See main article Hebrew grammar
Hebrew grammar is mostly analytical, expressing such forms as dative, ablative, and accusative using prepositional particles rather than grammatical cases. However inflection does play an important role in the formation of the verbs, nouns and the genitive construct, which is called "smikhut". Words in smikhut are often combined with hyphens.
Modern Hebrew is written from right to left using the Hebrew alphabet. Modern scripts are based on the "square" letter form. In handwriting, a similar concept is used, however where printed letters have right angles, scripts have arcs. All Hebrew consonant phonemes are represented by a single letter. Although a single letter might represent two phonemes (thus the letter "bet" represents both /b/ and /v/), they always differ only in vocality (whether they are voiced or unvoiced), and so can be considered a single consonant. In addition, the voiced form normally has a dot in the center, known as a dagesh, though this convention is not always followed, especially in older texts.
Vowels are optional and written as dots and dashes under the text.

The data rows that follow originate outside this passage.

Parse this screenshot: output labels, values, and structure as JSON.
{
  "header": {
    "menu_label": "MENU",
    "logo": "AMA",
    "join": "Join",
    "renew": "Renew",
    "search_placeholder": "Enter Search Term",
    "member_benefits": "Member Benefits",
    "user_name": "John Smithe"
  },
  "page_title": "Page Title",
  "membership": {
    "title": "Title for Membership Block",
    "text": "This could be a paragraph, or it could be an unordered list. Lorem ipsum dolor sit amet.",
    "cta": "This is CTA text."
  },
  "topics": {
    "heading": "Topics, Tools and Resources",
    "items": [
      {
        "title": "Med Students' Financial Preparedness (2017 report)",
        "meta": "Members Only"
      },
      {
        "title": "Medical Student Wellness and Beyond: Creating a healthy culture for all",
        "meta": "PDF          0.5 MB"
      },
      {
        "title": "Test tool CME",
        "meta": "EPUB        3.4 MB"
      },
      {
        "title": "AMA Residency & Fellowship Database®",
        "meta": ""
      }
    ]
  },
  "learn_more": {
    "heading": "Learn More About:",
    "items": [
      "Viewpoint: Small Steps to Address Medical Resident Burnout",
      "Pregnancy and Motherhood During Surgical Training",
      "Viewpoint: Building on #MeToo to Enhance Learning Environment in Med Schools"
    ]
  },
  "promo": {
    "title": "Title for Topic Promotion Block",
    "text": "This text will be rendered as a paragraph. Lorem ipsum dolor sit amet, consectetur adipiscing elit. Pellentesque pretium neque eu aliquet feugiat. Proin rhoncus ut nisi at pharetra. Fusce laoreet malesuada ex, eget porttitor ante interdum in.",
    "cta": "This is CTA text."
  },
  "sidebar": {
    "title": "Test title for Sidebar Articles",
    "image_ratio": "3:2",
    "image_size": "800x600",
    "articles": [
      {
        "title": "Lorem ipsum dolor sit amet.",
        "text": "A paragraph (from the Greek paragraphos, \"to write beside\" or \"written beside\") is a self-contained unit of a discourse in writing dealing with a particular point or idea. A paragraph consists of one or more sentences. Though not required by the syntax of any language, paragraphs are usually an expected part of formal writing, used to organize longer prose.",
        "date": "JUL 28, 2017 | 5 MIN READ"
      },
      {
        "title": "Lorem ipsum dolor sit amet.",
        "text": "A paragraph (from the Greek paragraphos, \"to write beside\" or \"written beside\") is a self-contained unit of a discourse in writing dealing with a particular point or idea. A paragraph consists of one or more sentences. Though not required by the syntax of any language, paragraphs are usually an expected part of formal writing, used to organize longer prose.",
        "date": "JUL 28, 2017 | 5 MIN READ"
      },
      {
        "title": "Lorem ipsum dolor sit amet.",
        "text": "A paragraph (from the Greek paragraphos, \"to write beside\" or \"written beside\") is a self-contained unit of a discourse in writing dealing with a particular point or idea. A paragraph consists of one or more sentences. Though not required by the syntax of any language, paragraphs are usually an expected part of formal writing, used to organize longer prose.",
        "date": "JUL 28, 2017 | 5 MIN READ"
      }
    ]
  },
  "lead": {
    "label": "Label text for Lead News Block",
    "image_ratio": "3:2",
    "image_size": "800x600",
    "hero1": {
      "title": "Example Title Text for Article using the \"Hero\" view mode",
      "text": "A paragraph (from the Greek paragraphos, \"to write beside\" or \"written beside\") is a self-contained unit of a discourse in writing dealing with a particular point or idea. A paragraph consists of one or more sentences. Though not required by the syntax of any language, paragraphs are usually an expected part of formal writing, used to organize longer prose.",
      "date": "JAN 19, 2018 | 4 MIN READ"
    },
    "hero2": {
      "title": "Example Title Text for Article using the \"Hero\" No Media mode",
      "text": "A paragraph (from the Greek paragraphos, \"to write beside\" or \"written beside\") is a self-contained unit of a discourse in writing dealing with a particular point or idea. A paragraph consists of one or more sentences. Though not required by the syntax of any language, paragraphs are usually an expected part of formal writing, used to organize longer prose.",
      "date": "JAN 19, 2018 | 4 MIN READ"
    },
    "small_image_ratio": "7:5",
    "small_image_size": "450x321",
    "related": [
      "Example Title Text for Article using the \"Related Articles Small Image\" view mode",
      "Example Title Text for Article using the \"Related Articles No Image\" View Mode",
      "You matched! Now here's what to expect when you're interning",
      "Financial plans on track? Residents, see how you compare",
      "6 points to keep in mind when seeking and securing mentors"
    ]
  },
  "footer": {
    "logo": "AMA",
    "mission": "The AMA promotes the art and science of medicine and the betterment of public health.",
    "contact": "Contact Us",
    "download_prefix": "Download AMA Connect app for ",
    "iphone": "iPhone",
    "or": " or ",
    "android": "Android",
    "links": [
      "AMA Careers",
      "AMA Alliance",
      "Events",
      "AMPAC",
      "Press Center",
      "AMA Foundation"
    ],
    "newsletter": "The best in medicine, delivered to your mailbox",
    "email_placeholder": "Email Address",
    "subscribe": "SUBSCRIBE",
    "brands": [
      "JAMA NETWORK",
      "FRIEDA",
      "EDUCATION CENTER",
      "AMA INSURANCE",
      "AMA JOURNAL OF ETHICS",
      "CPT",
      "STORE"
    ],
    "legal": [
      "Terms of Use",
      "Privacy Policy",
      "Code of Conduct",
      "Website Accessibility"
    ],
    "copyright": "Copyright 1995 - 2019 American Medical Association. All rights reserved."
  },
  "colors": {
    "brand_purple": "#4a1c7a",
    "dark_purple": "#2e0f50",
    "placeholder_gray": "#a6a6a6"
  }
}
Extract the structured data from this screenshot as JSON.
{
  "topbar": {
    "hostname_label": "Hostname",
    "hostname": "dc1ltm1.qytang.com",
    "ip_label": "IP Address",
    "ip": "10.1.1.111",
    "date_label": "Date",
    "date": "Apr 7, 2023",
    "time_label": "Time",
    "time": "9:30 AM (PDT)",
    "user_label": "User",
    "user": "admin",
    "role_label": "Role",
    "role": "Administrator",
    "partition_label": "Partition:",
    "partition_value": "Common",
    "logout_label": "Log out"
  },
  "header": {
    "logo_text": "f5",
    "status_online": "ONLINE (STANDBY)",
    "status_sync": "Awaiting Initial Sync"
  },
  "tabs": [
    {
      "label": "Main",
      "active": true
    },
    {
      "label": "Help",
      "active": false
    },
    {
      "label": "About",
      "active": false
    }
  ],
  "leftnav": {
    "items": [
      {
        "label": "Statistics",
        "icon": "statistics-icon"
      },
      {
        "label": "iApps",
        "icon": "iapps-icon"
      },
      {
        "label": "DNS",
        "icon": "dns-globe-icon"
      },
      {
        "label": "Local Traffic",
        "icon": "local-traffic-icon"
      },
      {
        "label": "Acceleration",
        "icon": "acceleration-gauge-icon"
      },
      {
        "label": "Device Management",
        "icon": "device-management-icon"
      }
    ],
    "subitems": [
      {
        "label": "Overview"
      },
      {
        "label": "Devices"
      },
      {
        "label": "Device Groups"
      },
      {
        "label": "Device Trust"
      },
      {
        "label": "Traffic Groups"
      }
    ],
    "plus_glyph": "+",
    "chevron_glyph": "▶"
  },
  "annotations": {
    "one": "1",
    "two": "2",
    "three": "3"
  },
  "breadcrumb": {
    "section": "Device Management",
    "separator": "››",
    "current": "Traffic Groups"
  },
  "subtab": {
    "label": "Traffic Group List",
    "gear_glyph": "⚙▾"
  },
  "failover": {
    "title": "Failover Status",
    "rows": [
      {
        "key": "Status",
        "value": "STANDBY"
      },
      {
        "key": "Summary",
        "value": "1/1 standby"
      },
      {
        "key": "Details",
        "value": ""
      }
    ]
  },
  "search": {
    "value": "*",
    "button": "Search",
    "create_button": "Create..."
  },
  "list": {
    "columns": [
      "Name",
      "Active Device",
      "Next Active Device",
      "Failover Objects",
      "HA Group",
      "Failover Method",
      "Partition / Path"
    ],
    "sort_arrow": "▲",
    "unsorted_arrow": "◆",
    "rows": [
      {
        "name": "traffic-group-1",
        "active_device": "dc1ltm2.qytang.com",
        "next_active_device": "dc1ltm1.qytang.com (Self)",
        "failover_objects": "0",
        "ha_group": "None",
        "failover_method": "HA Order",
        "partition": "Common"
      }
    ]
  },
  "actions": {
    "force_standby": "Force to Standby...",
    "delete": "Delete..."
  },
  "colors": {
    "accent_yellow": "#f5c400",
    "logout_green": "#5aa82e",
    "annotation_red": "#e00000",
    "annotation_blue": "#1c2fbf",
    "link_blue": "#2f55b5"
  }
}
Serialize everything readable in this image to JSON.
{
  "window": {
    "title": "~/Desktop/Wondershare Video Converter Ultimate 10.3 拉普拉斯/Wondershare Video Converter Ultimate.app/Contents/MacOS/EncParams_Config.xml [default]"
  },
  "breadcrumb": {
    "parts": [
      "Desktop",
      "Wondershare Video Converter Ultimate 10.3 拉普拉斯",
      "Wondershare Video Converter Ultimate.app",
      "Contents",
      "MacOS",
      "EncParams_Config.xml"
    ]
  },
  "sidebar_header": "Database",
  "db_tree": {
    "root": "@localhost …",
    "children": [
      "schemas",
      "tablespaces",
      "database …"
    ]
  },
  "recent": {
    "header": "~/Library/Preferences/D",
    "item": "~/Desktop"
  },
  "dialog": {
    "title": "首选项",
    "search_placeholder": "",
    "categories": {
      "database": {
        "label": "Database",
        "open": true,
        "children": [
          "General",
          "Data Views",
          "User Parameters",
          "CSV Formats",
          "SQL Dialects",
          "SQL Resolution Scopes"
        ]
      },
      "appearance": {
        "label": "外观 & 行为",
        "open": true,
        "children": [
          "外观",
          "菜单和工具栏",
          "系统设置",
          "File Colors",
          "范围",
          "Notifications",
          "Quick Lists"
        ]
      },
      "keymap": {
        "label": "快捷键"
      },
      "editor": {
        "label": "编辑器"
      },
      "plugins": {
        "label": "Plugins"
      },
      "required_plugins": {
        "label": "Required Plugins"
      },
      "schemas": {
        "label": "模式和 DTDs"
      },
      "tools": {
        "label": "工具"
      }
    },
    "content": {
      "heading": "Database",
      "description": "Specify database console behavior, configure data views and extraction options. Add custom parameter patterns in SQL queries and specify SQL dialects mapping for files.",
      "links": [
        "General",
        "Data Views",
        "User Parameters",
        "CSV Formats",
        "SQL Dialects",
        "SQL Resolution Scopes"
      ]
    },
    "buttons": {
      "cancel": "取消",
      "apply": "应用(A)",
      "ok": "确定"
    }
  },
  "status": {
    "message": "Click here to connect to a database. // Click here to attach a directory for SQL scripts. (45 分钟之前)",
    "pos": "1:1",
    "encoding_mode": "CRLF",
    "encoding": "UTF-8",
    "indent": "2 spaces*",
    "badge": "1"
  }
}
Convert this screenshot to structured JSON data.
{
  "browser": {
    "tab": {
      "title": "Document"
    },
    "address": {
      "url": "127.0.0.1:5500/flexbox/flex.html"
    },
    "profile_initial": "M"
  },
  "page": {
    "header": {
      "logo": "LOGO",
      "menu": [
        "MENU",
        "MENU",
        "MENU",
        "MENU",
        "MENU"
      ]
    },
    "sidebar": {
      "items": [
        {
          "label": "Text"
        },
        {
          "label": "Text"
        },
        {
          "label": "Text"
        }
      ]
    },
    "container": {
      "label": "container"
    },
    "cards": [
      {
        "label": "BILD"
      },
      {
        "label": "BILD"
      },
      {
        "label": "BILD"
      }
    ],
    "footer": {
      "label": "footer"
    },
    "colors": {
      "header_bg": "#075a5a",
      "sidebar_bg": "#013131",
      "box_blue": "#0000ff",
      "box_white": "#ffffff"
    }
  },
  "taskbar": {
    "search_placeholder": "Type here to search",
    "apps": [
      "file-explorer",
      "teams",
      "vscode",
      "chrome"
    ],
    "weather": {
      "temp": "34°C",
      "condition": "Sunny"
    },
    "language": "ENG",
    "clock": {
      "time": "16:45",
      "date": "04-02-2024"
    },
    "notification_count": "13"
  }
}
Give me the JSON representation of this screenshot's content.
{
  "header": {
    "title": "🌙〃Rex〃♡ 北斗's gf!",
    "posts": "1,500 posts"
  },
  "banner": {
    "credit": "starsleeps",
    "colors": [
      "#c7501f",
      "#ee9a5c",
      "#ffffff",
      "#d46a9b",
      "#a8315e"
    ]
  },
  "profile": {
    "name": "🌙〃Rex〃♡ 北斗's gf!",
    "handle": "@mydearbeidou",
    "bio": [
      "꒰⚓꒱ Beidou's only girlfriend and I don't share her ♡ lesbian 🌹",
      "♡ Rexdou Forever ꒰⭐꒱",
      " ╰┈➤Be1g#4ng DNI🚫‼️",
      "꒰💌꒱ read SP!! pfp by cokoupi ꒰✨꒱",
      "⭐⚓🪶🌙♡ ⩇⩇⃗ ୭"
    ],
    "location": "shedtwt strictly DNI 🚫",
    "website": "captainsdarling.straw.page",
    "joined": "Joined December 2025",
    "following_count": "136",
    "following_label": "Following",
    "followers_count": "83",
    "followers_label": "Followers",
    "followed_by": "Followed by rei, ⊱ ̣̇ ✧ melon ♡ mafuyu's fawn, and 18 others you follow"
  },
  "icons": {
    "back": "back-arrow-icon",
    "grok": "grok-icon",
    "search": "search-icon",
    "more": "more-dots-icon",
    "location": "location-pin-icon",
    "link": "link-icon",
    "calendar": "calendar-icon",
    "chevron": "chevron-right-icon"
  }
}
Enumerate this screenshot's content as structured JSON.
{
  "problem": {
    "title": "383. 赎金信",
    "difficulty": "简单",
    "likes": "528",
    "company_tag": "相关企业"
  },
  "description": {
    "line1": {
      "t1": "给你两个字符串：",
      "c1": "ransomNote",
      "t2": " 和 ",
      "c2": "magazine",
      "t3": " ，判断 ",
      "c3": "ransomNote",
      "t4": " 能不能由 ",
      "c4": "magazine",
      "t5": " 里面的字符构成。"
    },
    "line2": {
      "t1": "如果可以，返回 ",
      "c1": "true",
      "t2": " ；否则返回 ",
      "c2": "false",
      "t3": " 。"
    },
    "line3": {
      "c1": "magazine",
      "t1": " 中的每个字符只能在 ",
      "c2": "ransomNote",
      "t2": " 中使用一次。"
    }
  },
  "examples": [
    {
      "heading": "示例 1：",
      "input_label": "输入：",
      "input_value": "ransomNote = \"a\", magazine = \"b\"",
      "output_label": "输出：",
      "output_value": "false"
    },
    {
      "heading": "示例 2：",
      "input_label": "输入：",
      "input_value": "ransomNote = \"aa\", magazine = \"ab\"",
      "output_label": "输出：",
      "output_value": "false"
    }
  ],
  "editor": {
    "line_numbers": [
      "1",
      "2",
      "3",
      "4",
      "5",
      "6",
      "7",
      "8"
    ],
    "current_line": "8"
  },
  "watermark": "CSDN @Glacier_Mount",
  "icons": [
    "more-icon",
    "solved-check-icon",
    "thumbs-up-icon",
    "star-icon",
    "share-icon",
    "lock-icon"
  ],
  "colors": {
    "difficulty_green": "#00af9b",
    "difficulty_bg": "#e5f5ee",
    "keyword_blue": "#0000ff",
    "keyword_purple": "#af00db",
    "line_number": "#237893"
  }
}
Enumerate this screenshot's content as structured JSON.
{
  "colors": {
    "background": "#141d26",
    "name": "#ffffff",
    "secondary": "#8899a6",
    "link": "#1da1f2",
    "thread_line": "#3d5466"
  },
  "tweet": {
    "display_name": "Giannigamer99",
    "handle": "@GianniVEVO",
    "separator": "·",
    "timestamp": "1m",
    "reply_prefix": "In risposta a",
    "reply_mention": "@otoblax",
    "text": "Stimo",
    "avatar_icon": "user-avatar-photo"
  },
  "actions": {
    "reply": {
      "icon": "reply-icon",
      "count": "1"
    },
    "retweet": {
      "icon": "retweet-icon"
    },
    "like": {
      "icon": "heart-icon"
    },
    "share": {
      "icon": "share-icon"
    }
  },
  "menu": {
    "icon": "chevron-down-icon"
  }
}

Different combinations of dots and dashes signify different types of vowels. A convenient rule to remember is that long vowels have an even number of dots and dashes. The semi-vowels hei, vav and yud can represent both a consonant (/h/, /v/ and /y/, respectively) or a vowel, which presence is ambiguous. In the latter case, these letters are called "emot qria" ("matres lectionis" in Latin, "mothers of reading" in English). With a vowel, the letter alef is mute. When a vowel is absent, alef stands for /a/. The letter hei in the end of a word also sounds like /a/ and signifies the feminine gender. The letter vav standing after the vowels /u/ and /o/ lengthens them, and so does the letter yud after the vowel /i/.
Emphases are written as a dot inside the letter. There is no written differentiation between different types of emphases and schwas.
See also Romanization of Hebrew
The Hebrew language is normally written in the Hebrew alphabet. Due to publishing difficulties, and the unfamiliarity of many readers with the alphabet, there are many ways of transcribing Hebrew into Roman letters. The most accurate method is the International Phonetic Alphabet. It is used (in a simplified ASCII form) in the section concerned with Phonology, to describe the sounds of the Hebrew language. However, the IPA is not well known, and is often considered cumbersome for transcribing pronunciations for a general audience. Therefore this article uses a different system to express Hebrew pronunciation, and at least some orthographic peculiarities. The system comes down to the following:
- The letter tzadi (צ) is transcribed by "c" so that it could be distinguished from other combinations of /t/ and /s/, although "ts" or "tz" is usually acceptable.
- The letter ‘ayin (ע) is transcribed ', the same as alef. In word-final position, this phoneme is always preceded by the vowel /a/.
- The letter shin (ש) is transcribed by "sh".
- Both the letter tav (ת) and the letter tet (ט) are transcribed by "t".
- The letter he (ה) at the end of a word, which stands for feminine gender, is transcribed by "ah" (it is read /a/)
- The letter qof (ק) is transcribed by "q" (it is pronounced /k/ by many speakers).
- Single-letter prepositions and the definite article are separated with a dash (-) from their subject.
- Stresses and schwas are not marked since the stresses are not pronounced, and the schwa's locations are apparent.
- The vowels are always written.
- The letter yod is usually transcribed by "y".
Ethnologue report for Hebrew
Academy of Hebrew Language, the Institute which prescribes standards for modern Hebrew grammar, orthography, transliteration, and punctuation based upon the study of Hebrew's historical development.
- History of the Hebrew Language
Last updated: 10-15-2005 05:38:51